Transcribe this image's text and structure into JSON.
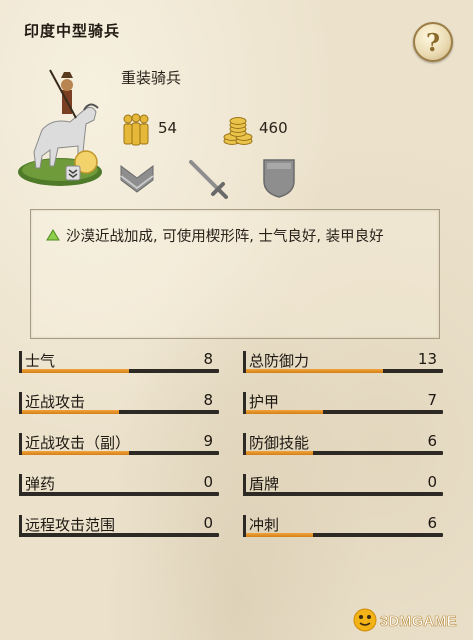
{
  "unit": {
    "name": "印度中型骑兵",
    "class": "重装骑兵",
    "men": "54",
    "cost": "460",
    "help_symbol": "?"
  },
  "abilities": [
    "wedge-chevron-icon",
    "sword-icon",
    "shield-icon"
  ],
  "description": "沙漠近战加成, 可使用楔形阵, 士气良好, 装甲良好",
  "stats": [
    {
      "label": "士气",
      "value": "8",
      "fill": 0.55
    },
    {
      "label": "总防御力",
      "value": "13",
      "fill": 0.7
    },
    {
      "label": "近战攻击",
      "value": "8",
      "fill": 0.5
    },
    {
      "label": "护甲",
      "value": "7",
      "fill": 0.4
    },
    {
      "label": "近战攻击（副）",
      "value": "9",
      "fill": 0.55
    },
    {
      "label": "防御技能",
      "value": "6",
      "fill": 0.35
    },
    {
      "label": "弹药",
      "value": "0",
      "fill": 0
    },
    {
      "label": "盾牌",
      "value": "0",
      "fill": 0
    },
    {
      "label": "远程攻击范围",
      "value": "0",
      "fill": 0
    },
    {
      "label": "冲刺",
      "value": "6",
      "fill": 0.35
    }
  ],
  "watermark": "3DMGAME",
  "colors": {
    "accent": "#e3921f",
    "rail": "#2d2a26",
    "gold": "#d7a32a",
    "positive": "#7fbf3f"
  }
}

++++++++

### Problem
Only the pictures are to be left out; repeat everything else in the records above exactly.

### Result for this exercise
Transcribe this image's text and structure into JSON.
{
  "unit": {
    "name": "印度中型骑兵",
    "class": "重装骑兵",
    "men": "54",
    "cost": "460",
    "help_symbol": "?"
  },
  "abilities": [
    "wedge-chevron-icon",
    "sword-icon",
    "shield-icon"
  ],
  "description": "沙漠近战加成, 可使用楔形阵, 士气良好, 装甲良好",
  "stats": [
    {
      "label": "士气",
      "value": "8",
      "fill": 0.55
    },
    {
      "label": "总防御力",
      "value": "13",
      "fill": 0.7
    },
    {
      "label": "近战攻击",
      "value": "8",
      "fill": 0.5
    },
    {
      "label": "护甲",
      "value": "7",
      "fill": 0.4
    },
    {
      "label": "近战攻击（副）",
      "value": "9",
      "fill": 0.55
    },
    {
      "label": "防御技能",
      "value": "6",
      "fill": 0.35
    },
    {
      "label": "弹药",
      "value": "0",
      "fill": 0
    },
    {
      "label": "盾牌",
      "value": "0",
      "fill": 0
    },
    {
      "label": "远程攻击范围",
      "value": "0",
      "fill": 0
    },
    {
      "label": "冲刺",
      "value": "6",
      "fill": 0.35
    }
  ],
  "watermark": "3DMGAME",
  "colors": {
    "accent": "#e3921f",
    "rail": "#2d2a26",
    "gold": "#d7a32a",
    "positive": "#7fbf3f"
  }
}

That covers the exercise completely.